What you have to do: The answer must repeat every record exactly, with no pictures in it.

☆ ☆ ☆ ☆ ☆ ☆ ☆

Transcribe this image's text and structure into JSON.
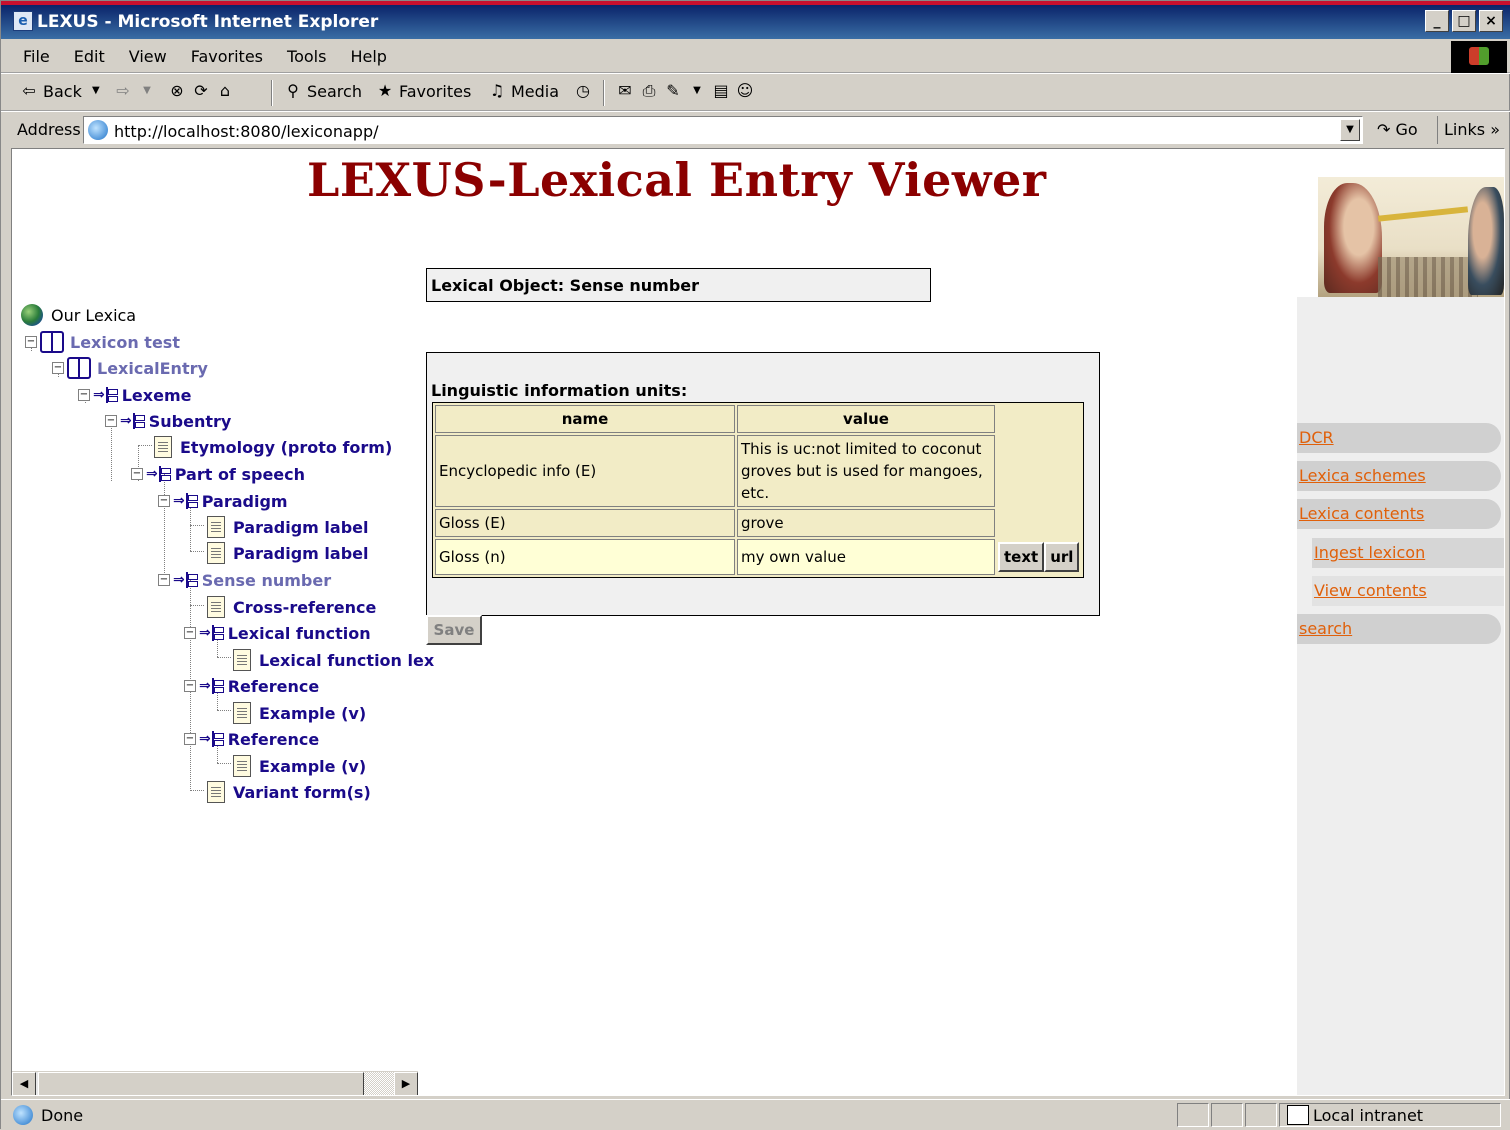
{
  "window": {
    "title": "LEXUS - Microsoft Internet Explorer",
    "controls": {
      "minimize": "_",
      "maximize": "□",
      "close": "×"
    }
  },
  "menubar": {
    "items": [
      "File",
      "Edit",
      "View",
      "Favorites",
      "Tools",
      "Help"
    ]
  },
  "toolbar": {
    "back": "Back",
    "search": "Search",
    "favorites": "Favorites",
    "media": "Media"
  },
  "addressbar": {
    "label": "Address",
    "url": "http://localhost:8080/lexiconapp/",
    "go": "Go",
    "links": "Links"
  },
  "page": {
    "title": "LEXUS-Lexical Entry Viewer"
  },
  "tree": {
    "root": "Our Lexica",
    "nodes": [
      {
        "label": "Lexicon test"
      },
      {
        "label": "LexicalEntry"
      },
      {
        "label": "Lexeme"
      },
      {
        "label": "Subentry"
      },
      {
        "label": "Etymology (proto form)"
      },
      {
        "label": "Part of speech"
      },
      {
        "label": "Paradigm"
      },
      {
        "label": "Paradigm label"
      },
      {
        "label": "Paradigm label"
      },
      {
        "label": "Sense number"
      },
      {
        "label": "Cross-reference"
      },
      {
        "label": "Lexical function"
      },
      {
        "label": "Lexical function lex"
      },
      {
        "label": "Reference"
      },
      {
        "label": "Example (v)"
      },
      {
        "label": "Reference"
      },
      {
        "label": "Example (v)"
      },
      {
        "label": "Variant form(s)"
      }
    ]
  },
  "lexical_object": {
    "label": "Lexical Object: Sense number"
  },
  "linguistic_units": {
    "caption": "Linguistic information units:",
    "columns": [
      "name",
      "value"
    ],
    "rows": [
      {
        "name": "Encyclopedic info (E)",
        "value": "This is uc:not limited to coconut groves but is used for mangoes, etc."
      },
      {
        "name": "Gloss (E)",
        "value": "grove"
      },
      {
        "name": "Gloss (n)",
        "value": "my own value"
      }
    ],
    "text_button": "text",
    "url_button": "url"
  },
  "save_button": "Save",
  "nav": {
    "items": [
      "DCR",
      "Lexica schemes",
      "Lexica contents",
      "Ingest lexicon",
      "View contents",
      "search"
    ]
  },
  "statusbar": {
    "status": "Done",
    "zone": "Local intranet"
  }
}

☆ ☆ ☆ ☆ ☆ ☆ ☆

Output:
Transcribe this image's text and structure into JSON.
{
  "window": {
    "title": "LEXUS - Microsoft Internet Explorer",
    "controls": {
      "minimize": "_",
      "maximize": "□",
      "close": "×"
    }
  },
  "menubar": {
    "items": [
      "File",
      "Edit",
      "View",
      "Favorites",
      "Tools",
      "Help"
    ]
  },
  "toolbar": {
    "back": "Back",
    "search": "Search",
    "favorites": "Favorites",
    "media": "Media"
  },
  "addressbar": {
    "label": "Address",
    "url": "http://localhost:8080/lexiconapp/",
    "go": "Go",
    "links": "Links"
  },
  "page": {
    "title": "LEXUS-Lexical Entry Viewer"
  },
  "tree": {
    "root": "Our Lexica",
    "nodes": [
      {
        "label": "Lexicon test"
      },
      {
        "label": "LexicalEntry"
      },
      {
        "label": "Lexeme"
      },
      {
        "label": "Subentry"
      },
      {
        "label": "Etymology (proto form)"
      },
      {
        "label": "Part of speech"
      },
      {
        "label": "Paradigm"
      },
      {
        "label": "Paradigm label"
      },
      {
        "label": "Paradigm label"
      },
      {
        "label": "Sense number"
      },
      {
        "label": "Cross-reference"
      },
      {
        "label": "Lexical function"
      },
      {
        "label": "Lexical function lex"
      },
      {
        "label": "Reference"
      },
      {
        "label": "Example (v)"
      },
      {
        "label": "Reference"
      },
      {
        "label": "Example (v)"
      },
      {
        "label": "Variant form(s)"
      }
    ]
  },
  "lexical_object": {
    "label": "Lexical Object: Sense number"
  },
  "linguistic_units": {
    "caption": "Linguistic information units:",
    "columns": [
      "name",
      "value"
    ],
    "rows": [
      {
        "name": "Encyclopedic info (E)",
        "value": "This is uc:not limited to coconut groves but is used for mangoes, etc."
      },
      {
        "name": "Gloss (E)",
        "value": "grove"
      },
      {
        "name": "Gloss (n)",
        "value": "my own value"
      }
    ],
    "text_button": "text",
    "url_button": "url"
  },
  "save_button": "Save",
  "nav": {
    "items": [
      "DCR",
      "Lexica schemes",
      "Lexica contents",
      "Ingest lexicon",
      "View contents",
      "search"
    ]
  },
  "statusbar": {
    "status": "Done",
    "zone": "Local intranet"
  }
}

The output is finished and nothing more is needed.